      • To a bystander who doesn't know you that well, you may gain his empathy but you cannot in reason expect him to value your life more than he values his own and risk financial ruin to help you. 
Now we can look at the premises presented above and see why they don't tell the whole story:
  • CC presents the premise of a person who is denied health care insurance at a cost that is not affordable.  
  • CC seems to ask whether we are putting prices on lives here. My response is to ask who is doing the putting and whose lives are at stake.  His question seems to imply that we, the voters, are in the position of deciding and that we are, in effect murdering people, if we do not vote for universal health coverage.
  • Given that he's asked me to set aside the history of government action that has led to the current state of the cost of health care insurance, I would have to accept his premise as a given.  Health insurance is just expensive , we don't know why.
  • But it is not a given.  The cost and availability of medical care and of insurance for medical catastrophes is a dynamic economic issue with supplies and demands capable of shifting with the economy unless government regulations act to make them more static.
    • Supply factors can depend on existing supplies: Number of pharmaceuticals producing new drugs, Number of surgeons/doctors/nurses/etc.  Number of hospitals/doctors offices/etc. 

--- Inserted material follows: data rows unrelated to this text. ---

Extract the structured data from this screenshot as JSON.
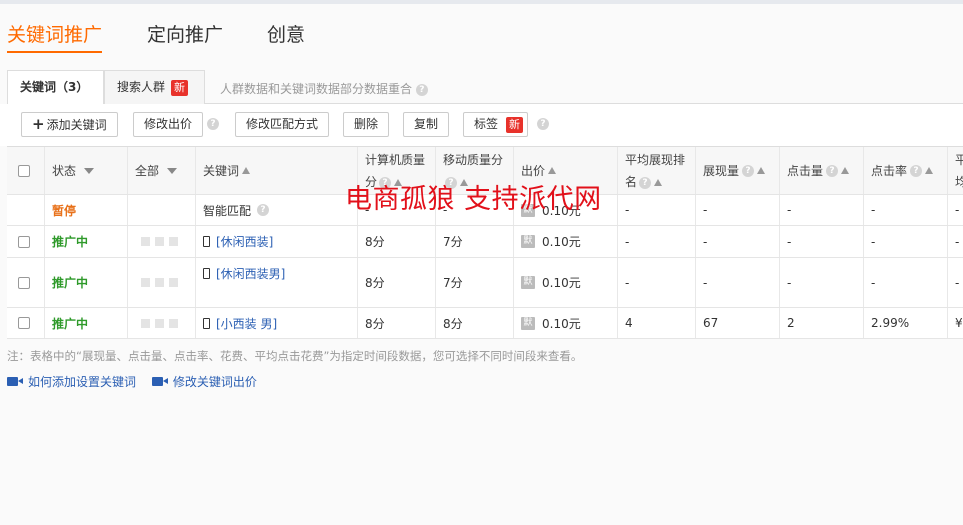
{
  "main_tabs": [
    {
      "label": "关键词推广",
      "active": true
    },
    {
      "label": "定向推广",
      "active": false
    },
    {
      "label": "创意",
      "active": false
    }
  ],
  "sub_tabs": [
    {
      "label": "关键词（3）",
      "active": true
    },
    {
      "label": "搜索人群",
      "badge": "新",
      "active": false
    }
  ],
  "sub_note": "人群数据和关键词数据部分数据重合",
  "toolbar": {
    "add_keyword": "添加关键词",
    "modify_bid": "修改出价",
    "modify_match": "修改匹配方式",
    "delete": "删除",
    "copy": "复制",
    "tag": "标签",
    "tag_badge": "新"
  },
  "table": {
    "headers": {
      "status": "状态",
      "all": "全部",
      "keyword": "关键词",
      "pc_quality": "计算机质量分",
      "mobile_quality": "移动质量分",
      "bid": "出价",
      "avg_rank": "平均展现排名",
      "impressions": "展现量",
      "clicks": "点击量",
      "ctr": "点击率",
      "cost": "平均点击花费"
    },
    "rows": [
      {
        "status": "暂停",
        "status_type": "paused",
        "keyword": "智能匹配",
        "pc_quality": "-",
        "mobile_quality": "-",
        "bid": "0.10元",
        "avg_rank": "-",
        "impressions": "-",
        "clicks": "-",
        "ctr": "-",
        "cost": "-"
      },
      {
        "status": "推广中",
        "status_type": "active",
        "keyword": "[休闲西装]",
        "pc_quality": "8分",
        "mobile_quality": "7分",
        "bid": "0.10元",
        "avg_rank": "-",
        "impressions": "-",
        "clicks": "-",
        "ctr": "-",
        "cost": "-"
      },
      {
        "status": "推广中",
        "status_type": "active",
        "keyword": "[休闲西装男]",
        "pc_quality": "8分",
        "mobile_quality": "7分",
        "bid": "0.10元",
        "avg_rank": "-",
        "impressions": "-",
        "clicks": "-",
        "ctr": "-",
        "cost": "-"
      },
      {
        "status": "推广中",
        "status_type": "active",
        "keyword": "[小西装 男]",
        "pc_quality": "8分",
        "mobile_quality": "8分",
        "bid": "0.10元",
        "avg_rank": "4",
        "impressions": "67",
        "clicks": "2",
        "ctr": "2.99%",
        "cost": "¥"
      }
    ]
  },
  "footnote": "注：表格中的“展现量、点击量、点击率、花费、平均点击花费”为指定时间段数据，您可选择不同时间段来查看。",
  "help_links": [
    "如何添加设置关键词",
    "修改关键词出价"
  ],
  "watermark": "电商孤狼 支持派代网",
  "colors": {
    "accent": "#ff6a00",
    "active_status": "#2f9a2b",
    "paused_status": "#e8711a",
    "link": "#2b5fb3",
    "badge": "#e8322b"
  }
}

    • Supply factors are altered by profitability: Are they people in the medical fields permitted to make a profit?  Do they make a large profit?  If yes, expect more competitors unless there are licensing and regulatory requirements that prevent new entrants.  If costs are being held down by price control, expect people to leave the field (retire early), and few new entrants.
    • Demand factors are related to Insurance Risk Transfers: How much does it cost out of pocket to go to the doctor?  How much does it cost to get drugs?  How much does it cost to get certain drugs over other drugs?

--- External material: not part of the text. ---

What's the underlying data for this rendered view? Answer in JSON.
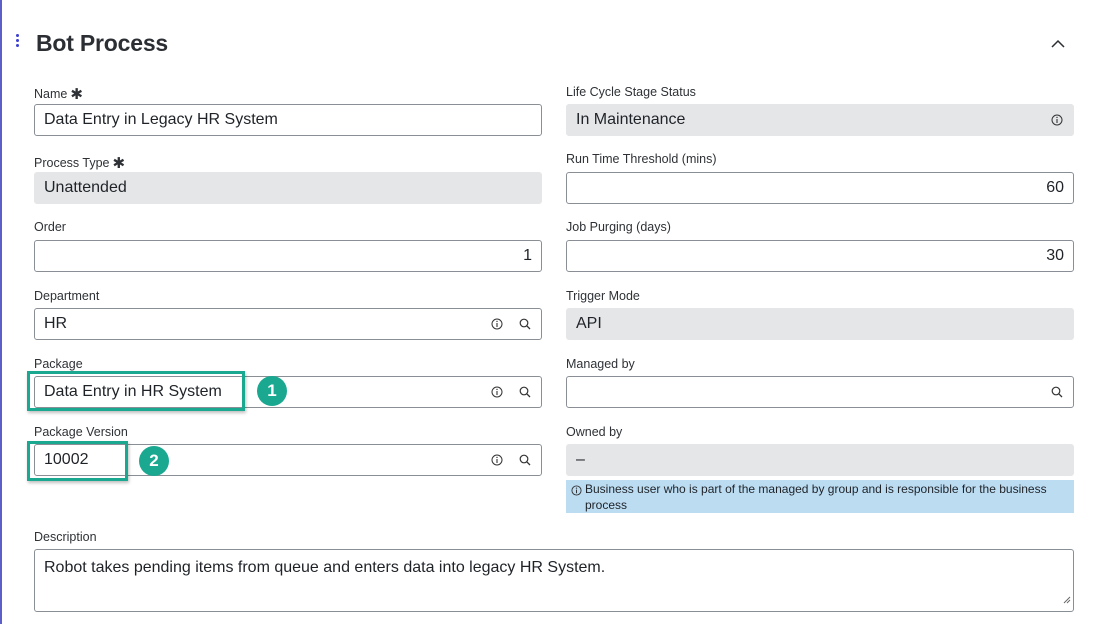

    • ...and to Insurance Risk Reduction: Can the insurance company charge more or deny coverage to steer people toward less risky behaviors?
  • It is important not to forget that in economics prices serve to permit a decentralization of intensive information and creates a division of labor in a society and relays information to people that a given good/service is highly valued and that there is room for more competitors and innovation where there are large margins.  This mechanism is what enforces the strict efficiency and the resultant innovation which results in low prices and wide availability.
So the final question is whether I may properly consider this to be putting a monetary value on a human life.
  • I think the answer is yes if you are the ill person: Price, no object.  
  • As to the question of whether putting a price on (buy/sell) medical services is putting a price on human life?  Medicine is about fighting disease, which might otherwise kill you.  Because you trade for medical services, you have to put a price on it.  This is what makes medicine possible in a free society.
    • We can't pay these people enough if they save our lives.  They should be compensated for their years in school (or years of research and failed clinical studies).  Only they can determine what level of compensation is fair (on a free market).
    • It isn't human lives here that are being priced, it is the question of what is being researched and developed?  What areas are under-supplied?  What areas are over-supplied?
    • If something is under-supplied, the price will be high.  This may lead to more production/research/entrants in that field if regulations do not interfere.
    • If something is over-supplied, the price will be low.  This will cause people to find more profitable areas of the medical field or some other field.
    • Important principle here: prices (and profits) are a communications tool in an economy as to where scarce resources are valued.
    • A return to a free market would bring competition, rewarding efficiency and innovation, thus making medical goods and services cheap and plentiful.